How often have we been angry with, or hurt or offended by, someone who has acted poorly from their own place of insecurity, stress, or fear?
How we cope in life is a deep reflection of what skills (tools) we have gained thus far. If we haven’t been able to find a productive way to deal with a crappy childhood, insecurity, low self esteem, loss of a job, daily stress, parenting multiples or insert any other non fun situation here – we’re going to deal in a way that is all about self protection. That means over reacting, getting defensive, pushing people away, shutting down, or even turning to addictive substances in an attempt to stop feeling so badly.
On a day to day basis, our tools will change, and they can be fairly insignificant. Feeling tired, or distracted, excited or calm will all influence our tools. And then sometimes those coping skills are from much deeper tool boxes – childhood trauma, a long term illness, depression or anxiety, a death in the family.
We all know people who, let’s be honest, can be annoying as hell to spend time with.

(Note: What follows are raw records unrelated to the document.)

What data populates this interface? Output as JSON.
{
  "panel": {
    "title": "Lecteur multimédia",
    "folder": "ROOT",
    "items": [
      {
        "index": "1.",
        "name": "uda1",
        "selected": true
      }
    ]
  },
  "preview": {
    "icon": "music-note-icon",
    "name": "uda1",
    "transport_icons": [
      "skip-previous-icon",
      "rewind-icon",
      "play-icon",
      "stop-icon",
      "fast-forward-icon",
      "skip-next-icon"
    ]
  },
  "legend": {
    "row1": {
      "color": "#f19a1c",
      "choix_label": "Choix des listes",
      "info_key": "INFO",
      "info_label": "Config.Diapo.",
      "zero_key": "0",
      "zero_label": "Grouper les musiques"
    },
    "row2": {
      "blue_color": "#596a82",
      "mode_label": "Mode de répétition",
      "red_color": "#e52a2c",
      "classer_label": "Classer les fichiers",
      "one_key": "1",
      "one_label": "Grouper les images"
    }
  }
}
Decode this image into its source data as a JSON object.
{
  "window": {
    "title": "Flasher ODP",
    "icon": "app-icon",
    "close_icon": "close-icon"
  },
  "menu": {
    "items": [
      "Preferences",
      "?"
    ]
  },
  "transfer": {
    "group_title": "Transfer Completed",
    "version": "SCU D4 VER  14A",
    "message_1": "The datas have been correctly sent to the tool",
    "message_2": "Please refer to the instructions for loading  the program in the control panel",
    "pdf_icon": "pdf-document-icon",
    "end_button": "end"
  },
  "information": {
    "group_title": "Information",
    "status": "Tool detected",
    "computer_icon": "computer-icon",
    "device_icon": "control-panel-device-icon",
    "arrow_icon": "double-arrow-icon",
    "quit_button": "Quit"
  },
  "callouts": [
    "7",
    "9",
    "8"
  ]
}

But the more I have gotten to know the ones in my world, the more I realize that, because of deep rooted issues, they just aren’t happy people . When I can stop feeling so annoyed and instead see them as a person genuinely struggling or in pain, I am able to feel much more compassionate and can alter my own behaviour as a result.
This does not mean that we excuse poor behaviour. I believe we are all responsible for who we are, and there comes a point where as an adult, despite our crappy childhood or our currently sucking life, we have to take responsibility for our actions, get help and make some changes. But what it does mean is that we can show each other a little more grace and work a little harder to understand one another rather than simply declaring someone a jack ass and writing them off. (Ok, sometimes declaring someone a jack ass and erasing them from your life can be quite satisfying and truly called for – but at least try to understand what makes them a jack ass).
You also need to give yourself a break, offer yourself some compassion and acknowledge that there are days that your very best may not feel super awesome, and that’s ok. Take a break, reorganize the tool box and try again tomorrow.